In addition to the much needed guidance above, some of the publication remains unclear. For instance, the EEOC states that any provision that attempts to limit an employee's right to file a charge or participate in an EEOC investigation is invalid and unenforceable. However, it does not specify whether the inclusion of such a provision invalidates that particular clause or whether it renders the entire agreement unenforceable.
The publication also includes an appendix with a checklist for "What to Do When Your Employer Offers You a Severance Agreement." The checklist includes guidance to the employee regarding deadlines, attorney fees, the exchanges being made, and the prohibition against the release of nonwaivable rights. This checklist is an excellent source of information for an employee as well as employers.
Despite following these guidelines, an employer's release may still be invalidated if the employer uses fraud, undue influence, or other improper conduct to coerce the employee to sign it, or if it contains a material mistake, omission, or misstatement. Moreover, the EEOC's publication reaffirms its declaration that an employer may not renege on promises contained in a release or impose other penalties after an employee has filed a lawsuit challenging the validity of a waiver, particularly in an age discrimination claim.
While there are many existing regulations, compliance requirements, and specific workplace issues that this publication does not address, it is a start that can be extremely useful for employers. In addition to reviewing and familiarizing themselves with the document, employers should also (a) ensure that their releases are carefully crafted to comply with all applicable laws; (b) ensure the releases are not susceptible to invalidation because of the inclusion of unenforceable waivers of employment discrimination claims; (c) ensure that the disclosures are specific and accurate for group terminations; (d) ensure that the releases comply with OWBPA; and (e) ensure that counsel is consulted to determine the legality of any contemplated severance agreements.
1Something of value in addition to any of the employee's existing entitlements such as a lump sum payment or periodic payment of the employee's salary for a specified period of time after termination.
2 Cannot waive future claims.
3 The agreement may not restrict an employee's right to file a charge of discrimination with the EEOC and cannot limit an employee's right to testify, assist or participate in an EEOC proceeding.
4 Under Title VII, ADA or EPA, most courts will consider the following to determine whether the employee knowingly and voluntarily waived his or her rights: whether the agreement was written clearly and specifically enough for the employee to understand; whether it was induced by improper conduct by the employer; whether the employee had enough time to read and consider it before signing it; whether the employee consulted an attorney or was encouraged or discouraged by the employer from doing so; whether the employee had input into the terms of the agreement; and whether the employer offered the employee consideration that was accepted by the employee

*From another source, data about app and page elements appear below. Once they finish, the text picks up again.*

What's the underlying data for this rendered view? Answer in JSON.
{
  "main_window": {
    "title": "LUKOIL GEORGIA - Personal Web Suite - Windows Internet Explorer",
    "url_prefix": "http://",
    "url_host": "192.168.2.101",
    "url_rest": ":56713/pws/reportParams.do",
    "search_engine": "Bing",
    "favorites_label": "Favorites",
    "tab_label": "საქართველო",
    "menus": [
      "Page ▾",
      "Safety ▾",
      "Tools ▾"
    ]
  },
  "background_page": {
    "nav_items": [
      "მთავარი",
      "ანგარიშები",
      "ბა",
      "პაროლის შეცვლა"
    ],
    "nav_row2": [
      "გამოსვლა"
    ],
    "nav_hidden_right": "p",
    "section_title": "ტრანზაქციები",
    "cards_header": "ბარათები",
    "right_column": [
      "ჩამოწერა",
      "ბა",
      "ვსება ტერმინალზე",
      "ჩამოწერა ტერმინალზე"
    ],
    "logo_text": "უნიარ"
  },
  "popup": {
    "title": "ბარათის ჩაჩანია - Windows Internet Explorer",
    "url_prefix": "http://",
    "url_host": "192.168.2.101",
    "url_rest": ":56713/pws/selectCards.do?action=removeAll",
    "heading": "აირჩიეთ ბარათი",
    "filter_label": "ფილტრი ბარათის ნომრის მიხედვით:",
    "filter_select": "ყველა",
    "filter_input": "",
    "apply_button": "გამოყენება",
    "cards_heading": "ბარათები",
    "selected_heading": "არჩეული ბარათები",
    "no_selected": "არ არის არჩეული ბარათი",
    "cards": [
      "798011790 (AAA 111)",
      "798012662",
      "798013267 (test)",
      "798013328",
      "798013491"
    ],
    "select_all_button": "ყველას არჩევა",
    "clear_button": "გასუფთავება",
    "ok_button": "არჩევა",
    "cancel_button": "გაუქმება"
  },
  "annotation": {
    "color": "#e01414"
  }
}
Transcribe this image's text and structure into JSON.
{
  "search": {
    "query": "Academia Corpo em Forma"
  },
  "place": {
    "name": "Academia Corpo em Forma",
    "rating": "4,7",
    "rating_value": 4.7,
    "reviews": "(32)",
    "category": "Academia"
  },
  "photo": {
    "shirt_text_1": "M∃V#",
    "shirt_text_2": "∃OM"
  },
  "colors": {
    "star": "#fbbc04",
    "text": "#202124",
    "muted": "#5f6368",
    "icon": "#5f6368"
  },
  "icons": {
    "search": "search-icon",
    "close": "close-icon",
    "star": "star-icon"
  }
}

About the Author
Michelle Craig is a Labor and Employment attorney with the law firm of Adams and Reese LLP. She can be reached at (504)585-0441 or email@example.com for questions regarding this article.